- To do:
Go through the material underneath and show every line where the string "JSON" occurs.

- Source information:
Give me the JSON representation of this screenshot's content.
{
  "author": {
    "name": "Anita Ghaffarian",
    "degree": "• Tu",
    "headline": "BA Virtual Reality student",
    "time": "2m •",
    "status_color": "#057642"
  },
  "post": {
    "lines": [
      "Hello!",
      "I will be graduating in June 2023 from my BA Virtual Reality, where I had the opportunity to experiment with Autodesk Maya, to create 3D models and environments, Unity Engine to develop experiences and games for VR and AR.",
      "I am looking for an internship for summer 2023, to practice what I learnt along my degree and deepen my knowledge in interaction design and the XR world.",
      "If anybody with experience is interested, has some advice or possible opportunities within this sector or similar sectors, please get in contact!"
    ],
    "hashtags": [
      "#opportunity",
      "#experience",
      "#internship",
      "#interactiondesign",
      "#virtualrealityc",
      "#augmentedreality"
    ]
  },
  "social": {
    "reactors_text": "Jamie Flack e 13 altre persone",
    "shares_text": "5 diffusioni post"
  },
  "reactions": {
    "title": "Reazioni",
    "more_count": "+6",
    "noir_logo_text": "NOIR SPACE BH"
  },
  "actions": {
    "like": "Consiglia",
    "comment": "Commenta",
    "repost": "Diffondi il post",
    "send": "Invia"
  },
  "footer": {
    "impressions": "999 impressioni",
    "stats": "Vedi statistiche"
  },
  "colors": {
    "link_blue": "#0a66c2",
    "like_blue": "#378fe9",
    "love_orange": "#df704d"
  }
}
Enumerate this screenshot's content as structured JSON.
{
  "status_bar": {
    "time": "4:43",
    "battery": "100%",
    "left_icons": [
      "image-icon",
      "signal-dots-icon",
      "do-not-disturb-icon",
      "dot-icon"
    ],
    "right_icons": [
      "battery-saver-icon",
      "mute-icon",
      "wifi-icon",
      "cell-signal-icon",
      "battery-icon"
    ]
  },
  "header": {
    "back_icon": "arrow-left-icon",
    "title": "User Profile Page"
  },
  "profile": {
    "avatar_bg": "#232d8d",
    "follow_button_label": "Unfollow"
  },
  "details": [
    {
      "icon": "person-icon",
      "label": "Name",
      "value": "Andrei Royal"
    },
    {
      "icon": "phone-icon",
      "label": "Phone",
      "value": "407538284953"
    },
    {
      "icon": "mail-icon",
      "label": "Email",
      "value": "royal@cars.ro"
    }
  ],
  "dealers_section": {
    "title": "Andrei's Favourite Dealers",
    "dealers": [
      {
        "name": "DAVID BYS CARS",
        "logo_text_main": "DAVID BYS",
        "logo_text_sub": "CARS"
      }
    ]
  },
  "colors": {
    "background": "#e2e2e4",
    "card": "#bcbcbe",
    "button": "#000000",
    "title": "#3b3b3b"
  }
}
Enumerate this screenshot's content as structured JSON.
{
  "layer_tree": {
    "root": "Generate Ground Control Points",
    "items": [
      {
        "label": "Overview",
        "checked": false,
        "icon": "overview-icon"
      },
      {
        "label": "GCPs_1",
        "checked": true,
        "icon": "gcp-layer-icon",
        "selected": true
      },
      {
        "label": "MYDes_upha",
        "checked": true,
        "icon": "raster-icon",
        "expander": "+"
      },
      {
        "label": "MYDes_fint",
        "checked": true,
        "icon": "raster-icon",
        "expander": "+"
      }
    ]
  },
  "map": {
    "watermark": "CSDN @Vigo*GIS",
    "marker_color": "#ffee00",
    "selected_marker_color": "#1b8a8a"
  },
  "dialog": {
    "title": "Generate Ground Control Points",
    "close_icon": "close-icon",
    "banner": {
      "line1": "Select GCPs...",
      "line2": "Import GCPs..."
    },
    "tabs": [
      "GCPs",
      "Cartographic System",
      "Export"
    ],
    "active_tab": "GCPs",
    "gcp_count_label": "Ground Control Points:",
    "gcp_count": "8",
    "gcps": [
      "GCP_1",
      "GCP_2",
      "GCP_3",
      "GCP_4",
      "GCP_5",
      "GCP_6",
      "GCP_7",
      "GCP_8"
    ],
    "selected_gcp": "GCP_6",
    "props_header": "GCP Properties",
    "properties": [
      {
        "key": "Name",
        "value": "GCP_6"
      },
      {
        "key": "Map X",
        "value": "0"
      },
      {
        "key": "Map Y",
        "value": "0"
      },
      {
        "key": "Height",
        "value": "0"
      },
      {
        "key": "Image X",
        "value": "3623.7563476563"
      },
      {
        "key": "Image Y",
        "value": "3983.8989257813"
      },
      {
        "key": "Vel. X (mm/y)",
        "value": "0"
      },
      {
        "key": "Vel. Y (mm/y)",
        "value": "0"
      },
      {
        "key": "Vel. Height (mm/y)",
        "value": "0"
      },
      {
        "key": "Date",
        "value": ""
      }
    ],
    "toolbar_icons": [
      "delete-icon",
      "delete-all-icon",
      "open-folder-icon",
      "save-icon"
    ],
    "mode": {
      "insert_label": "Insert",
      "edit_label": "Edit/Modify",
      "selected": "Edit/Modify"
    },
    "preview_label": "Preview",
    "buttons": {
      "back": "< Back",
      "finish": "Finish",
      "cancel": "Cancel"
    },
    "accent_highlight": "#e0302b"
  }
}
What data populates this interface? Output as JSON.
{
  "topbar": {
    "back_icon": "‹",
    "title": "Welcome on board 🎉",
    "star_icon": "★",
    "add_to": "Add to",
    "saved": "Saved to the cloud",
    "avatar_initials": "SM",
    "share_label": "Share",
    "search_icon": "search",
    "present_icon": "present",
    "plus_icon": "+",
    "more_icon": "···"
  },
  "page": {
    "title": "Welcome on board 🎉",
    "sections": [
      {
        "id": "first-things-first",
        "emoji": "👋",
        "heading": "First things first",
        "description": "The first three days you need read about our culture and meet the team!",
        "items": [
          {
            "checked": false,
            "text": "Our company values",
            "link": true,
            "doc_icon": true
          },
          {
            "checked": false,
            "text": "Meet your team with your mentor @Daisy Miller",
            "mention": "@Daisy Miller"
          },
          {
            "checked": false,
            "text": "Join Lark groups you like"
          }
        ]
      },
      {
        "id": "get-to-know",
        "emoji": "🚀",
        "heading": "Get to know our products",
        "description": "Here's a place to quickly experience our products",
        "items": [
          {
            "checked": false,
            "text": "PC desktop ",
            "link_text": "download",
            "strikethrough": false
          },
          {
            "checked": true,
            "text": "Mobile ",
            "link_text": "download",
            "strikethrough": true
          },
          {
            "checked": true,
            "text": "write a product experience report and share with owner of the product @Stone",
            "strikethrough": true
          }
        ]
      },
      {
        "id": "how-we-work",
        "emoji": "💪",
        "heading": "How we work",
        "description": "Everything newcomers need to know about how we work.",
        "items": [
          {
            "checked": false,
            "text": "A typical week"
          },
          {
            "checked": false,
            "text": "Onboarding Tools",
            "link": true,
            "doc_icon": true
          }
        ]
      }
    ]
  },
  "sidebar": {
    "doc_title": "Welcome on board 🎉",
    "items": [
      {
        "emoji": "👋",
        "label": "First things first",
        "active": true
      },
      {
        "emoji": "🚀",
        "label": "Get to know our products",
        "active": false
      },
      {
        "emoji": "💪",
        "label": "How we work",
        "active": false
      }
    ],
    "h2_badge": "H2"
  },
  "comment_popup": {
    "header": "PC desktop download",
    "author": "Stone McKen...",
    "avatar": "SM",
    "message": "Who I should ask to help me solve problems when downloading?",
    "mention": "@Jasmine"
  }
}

- Result of the exercise:
Give me the JSON representation of this screenshot's content.
Enumerate this screenshot's content as structured JSON.
Enumerate this screenshot's content as structured JSON.
What data populates this interface? Output as JSON.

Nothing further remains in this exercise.